“It doesn’t fit with what we know about gagh at all!” said Kristen Wright, who until three years ago devised trekkie recipes on the Food Replicator Tumblr. (Tagline: “Set phasers to yum!”) “Lots of other recipes in the cookbook are like that, too. Food helps to flesh out the fictional universe, and the official Star Trek Cookbook is inconsistent with the rest of the universe.”


The Cookbook contains some useful trivia from prop master Sims about how he created gagh. But some Trekkies feel uncomfortable drawing from these insights, because Sims brazenly indulges in Orientalism. He writes that he just slapped together “exotic” Asian foods his Western audience wouldn’t know and called it alien “monster food.” Hence, the soba noodles.

The obvious solution would be to just serve raw worms and call it gagh, just as chicken’s feet or any large animal’s heart, when lightly doctored with coloring and garnish, can be passed off as an Earth equivalent for pipius claws or heart of targh.

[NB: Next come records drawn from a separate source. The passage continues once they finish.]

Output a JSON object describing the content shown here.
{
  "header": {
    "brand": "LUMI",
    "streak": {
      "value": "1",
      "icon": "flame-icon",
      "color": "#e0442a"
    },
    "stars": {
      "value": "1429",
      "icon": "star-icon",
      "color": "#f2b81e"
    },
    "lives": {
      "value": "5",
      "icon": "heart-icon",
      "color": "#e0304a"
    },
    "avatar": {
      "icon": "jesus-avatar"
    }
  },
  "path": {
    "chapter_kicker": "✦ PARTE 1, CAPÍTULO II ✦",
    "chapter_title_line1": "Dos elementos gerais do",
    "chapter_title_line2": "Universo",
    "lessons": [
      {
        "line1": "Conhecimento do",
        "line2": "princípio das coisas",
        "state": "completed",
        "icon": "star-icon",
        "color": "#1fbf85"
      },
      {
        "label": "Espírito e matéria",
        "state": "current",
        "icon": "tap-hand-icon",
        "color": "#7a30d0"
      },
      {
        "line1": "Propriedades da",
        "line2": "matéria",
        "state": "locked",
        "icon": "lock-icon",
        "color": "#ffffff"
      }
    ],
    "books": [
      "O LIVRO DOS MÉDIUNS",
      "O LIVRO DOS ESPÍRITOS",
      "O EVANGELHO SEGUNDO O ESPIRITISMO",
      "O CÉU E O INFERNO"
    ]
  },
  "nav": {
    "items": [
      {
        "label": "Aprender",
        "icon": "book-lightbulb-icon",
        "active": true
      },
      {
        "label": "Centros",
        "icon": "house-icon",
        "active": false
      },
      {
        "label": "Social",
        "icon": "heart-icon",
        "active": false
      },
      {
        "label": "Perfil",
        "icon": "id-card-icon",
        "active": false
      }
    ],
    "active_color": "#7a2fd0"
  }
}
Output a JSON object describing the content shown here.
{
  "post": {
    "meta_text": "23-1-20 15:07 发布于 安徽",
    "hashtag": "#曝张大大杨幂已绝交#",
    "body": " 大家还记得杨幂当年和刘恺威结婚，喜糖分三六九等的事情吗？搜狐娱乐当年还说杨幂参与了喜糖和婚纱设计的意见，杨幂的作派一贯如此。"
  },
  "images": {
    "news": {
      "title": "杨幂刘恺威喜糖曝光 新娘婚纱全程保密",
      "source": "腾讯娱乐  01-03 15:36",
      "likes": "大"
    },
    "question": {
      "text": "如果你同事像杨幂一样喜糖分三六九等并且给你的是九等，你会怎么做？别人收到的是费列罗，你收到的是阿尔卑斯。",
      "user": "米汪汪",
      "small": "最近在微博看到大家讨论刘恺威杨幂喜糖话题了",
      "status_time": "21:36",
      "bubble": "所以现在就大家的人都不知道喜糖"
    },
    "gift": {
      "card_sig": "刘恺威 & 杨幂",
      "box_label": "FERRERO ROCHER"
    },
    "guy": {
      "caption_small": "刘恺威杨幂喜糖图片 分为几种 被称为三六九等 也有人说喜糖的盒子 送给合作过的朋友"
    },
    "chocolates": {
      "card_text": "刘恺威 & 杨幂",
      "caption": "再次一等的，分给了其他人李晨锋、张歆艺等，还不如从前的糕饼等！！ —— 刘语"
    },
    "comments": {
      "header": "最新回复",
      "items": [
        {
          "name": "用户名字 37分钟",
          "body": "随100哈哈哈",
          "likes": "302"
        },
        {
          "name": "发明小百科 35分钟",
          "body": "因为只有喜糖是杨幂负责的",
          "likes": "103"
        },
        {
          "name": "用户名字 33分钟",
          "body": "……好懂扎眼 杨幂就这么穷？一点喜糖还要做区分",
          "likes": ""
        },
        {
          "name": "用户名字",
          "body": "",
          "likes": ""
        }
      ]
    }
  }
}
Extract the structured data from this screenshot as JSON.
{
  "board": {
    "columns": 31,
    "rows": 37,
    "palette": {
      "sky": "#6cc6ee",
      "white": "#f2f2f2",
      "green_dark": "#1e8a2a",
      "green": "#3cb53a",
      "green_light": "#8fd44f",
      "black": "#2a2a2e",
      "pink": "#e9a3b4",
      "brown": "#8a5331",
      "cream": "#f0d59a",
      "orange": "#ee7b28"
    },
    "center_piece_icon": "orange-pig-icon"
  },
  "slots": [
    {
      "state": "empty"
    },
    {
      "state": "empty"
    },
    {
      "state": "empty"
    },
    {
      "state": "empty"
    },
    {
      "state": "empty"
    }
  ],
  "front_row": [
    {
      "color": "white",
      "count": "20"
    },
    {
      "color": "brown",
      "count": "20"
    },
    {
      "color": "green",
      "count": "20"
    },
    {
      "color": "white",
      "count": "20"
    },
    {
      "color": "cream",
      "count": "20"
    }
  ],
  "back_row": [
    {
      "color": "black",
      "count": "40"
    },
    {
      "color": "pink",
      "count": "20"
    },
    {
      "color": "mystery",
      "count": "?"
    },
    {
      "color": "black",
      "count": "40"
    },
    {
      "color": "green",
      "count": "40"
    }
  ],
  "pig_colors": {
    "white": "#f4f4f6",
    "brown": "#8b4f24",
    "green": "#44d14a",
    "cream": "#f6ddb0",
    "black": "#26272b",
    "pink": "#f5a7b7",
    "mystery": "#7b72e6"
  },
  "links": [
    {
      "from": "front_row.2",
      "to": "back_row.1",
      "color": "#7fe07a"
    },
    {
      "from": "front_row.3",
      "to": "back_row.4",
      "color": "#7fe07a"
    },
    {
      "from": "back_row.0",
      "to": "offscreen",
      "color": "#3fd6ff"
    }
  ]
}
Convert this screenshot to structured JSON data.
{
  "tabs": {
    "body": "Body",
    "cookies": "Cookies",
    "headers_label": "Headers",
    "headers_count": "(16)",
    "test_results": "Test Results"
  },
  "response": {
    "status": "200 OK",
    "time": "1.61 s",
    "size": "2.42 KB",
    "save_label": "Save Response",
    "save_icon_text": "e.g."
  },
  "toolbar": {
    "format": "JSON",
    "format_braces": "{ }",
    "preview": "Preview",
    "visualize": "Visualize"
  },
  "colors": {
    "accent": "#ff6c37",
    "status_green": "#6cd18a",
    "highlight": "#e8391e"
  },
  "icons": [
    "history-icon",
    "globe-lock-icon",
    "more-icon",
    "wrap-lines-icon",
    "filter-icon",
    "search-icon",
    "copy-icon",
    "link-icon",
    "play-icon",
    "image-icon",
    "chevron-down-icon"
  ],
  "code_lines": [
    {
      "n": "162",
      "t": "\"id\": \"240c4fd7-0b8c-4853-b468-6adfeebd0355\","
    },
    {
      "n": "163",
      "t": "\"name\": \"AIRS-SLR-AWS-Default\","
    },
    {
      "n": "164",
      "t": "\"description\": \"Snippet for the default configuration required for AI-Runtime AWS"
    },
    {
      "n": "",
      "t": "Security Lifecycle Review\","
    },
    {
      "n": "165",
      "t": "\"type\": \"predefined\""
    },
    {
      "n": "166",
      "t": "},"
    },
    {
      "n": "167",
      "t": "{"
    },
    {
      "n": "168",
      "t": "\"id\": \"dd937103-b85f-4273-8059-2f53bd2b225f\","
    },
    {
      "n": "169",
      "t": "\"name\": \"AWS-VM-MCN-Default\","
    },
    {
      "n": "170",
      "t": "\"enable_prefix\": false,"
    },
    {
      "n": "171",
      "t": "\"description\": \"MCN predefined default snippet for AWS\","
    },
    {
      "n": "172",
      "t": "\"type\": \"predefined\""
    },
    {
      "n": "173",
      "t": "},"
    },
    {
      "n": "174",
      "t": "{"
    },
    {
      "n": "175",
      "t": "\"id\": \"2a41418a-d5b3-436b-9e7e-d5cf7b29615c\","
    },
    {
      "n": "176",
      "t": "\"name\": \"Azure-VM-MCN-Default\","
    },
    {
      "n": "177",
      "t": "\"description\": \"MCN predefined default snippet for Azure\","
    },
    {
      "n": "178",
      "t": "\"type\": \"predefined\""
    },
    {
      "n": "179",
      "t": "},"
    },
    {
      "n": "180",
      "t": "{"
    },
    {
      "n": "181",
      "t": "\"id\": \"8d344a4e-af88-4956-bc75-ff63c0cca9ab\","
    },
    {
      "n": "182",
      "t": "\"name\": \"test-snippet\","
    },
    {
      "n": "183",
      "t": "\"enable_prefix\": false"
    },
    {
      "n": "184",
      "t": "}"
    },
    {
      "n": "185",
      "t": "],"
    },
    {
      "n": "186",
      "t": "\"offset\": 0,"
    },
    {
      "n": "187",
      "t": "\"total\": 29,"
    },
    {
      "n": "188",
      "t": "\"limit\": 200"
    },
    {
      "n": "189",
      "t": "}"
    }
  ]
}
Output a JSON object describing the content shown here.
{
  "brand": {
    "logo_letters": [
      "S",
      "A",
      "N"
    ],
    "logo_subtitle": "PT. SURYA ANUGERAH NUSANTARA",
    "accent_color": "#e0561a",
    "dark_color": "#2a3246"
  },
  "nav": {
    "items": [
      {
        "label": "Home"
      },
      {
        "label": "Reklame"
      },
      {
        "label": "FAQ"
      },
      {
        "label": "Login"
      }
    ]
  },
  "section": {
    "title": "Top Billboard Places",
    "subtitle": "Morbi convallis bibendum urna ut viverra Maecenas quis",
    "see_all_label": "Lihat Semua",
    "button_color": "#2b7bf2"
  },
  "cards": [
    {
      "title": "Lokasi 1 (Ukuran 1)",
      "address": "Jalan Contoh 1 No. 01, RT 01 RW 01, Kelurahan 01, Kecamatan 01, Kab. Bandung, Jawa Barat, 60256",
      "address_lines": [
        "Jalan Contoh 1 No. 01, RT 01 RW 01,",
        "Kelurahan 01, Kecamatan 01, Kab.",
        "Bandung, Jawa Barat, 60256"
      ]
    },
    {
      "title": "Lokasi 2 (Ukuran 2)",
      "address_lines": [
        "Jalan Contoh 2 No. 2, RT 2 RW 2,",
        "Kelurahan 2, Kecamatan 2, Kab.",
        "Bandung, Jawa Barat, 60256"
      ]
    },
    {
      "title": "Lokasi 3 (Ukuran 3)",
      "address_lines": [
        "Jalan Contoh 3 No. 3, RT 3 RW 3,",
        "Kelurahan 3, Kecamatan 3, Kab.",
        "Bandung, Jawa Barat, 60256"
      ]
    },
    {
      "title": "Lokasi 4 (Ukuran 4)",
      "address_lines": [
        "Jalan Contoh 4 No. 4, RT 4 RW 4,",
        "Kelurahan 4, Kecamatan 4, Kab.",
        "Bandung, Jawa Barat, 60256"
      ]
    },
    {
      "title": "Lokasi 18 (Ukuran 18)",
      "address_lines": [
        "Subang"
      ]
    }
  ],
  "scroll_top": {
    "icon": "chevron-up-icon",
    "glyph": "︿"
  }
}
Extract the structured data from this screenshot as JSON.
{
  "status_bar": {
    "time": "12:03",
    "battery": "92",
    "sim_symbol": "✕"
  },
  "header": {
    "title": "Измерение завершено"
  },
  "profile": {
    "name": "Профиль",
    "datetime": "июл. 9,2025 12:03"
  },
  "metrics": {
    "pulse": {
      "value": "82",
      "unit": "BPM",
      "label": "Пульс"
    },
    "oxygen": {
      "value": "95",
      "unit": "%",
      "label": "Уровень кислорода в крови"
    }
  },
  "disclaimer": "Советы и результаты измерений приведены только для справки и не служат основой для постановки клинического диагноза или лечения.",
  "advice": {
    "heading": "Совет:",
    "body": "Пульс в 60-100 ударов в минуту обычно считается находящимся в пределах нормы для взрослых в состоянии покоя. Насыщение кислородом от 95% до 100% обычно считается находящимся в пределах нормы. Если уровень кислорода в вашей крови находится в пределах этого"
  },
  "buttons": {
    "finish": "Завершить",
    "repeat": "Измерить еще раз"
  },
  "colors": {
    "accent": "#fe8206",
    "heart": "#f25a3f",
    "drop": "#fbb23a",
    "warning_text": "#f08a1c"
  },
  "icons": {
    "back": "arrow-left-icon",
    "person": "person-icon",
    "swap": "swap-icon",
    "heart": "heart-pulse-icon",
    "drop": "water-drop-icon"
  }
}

Yet while there are a few worm-eating cultures in the world, even adventurous entomophages outside of those cultures often draw the line at eating straight earthworms, especially living ones. So unless your gagh is decorative, that probably won’t fly. But Trekkies aren’t daunted by the lack of guidance or parallels for making gagh. They seem to embrace them.

“Recreating Klingon food, and other foods from the shows, seemed like a great culinary research project,” said Adam Zolkover, a folklorist, amateur cook, and Star Trek fan who took an elaborate stab at gagh in 2014. He used mushroom broth and kelp solidified with agar inside bendy straws to create slimy, floppy, savory gummy gagh worms. “I’ve had to find and watch the most relevant episodes, take note of what foods there were and what they looked like, and then find techniques I could use to produce palatable versions.”


This lack of guidance and flexibility leaves room for fans to insert their own values and desires into the dish. For instance, vegetarians make vegetarian gagh, surprisingly often. But no matter the tastes of its makers, there is a constant tension between adhering to the ways gagh looks and is described in the franchise and creating something palatable enough to actually eat . “I try to keep a balance between authenticity, taste, and difficulty,” says Reeder of her approach to inventing any fandom recipe. “The ranking of those three things differs depending on the food I’m emulating.”

Fans who just care about the look, and don’t mind a little casual Orientalism or lackluster flavor, may embrace the Cookbook’s gagh recipe, or others involving Chinese long beans, seaweed noodles, or mung bean sprouts. Fans who care more about the spirit of the food, the challenge of eating gagh, might go in for mealworms, or something harsh like peeled whole ginger root in coca powder and water, which the linguist Mark Mandel brought to a Klingon language convection to see who could stomach it with true warrior race endurance. Fans who want to nod to the dish, but present eaters with something palatable above all else might might sacrifice aesthetics and concept in favor of more appetizing: unconvincing noodle dishes, or just a handful of gummy worms.

Trekkies at different poles of the look-taste-feel matrix push on each other, and rather than despair at the impossibility of conjuring a definitive gagh into existence, Trekkies seem to revel in this diversity of form. Part of the fun of fandom is building it collaboratively with others, seeing their takes on the universe you want to be a part of, and deepening your connection to that reality through debate.


“I love that there are a lot of approaches to gagh,” said Zolkover. “Every cook has a different visual and culinary aesthetic; it’s great to see them reflected in the creativity with which they approach foods from Star Trek.”

It’s not hard to figure out why Trekkies sink so much time into boldly going where no chef ever could: It’s enjoyment through active engagement rather than just passive viewing.

“The appeal is the same for as those, myself included, who cosplay,” said Paul Carreau, an early member of Klingon fandom who stumbled into creating this reality’s version of warnog, a Klingon beer, at a Star Trek convention in Toronto in 1998.

“The fans are including themselves in Star Trek.”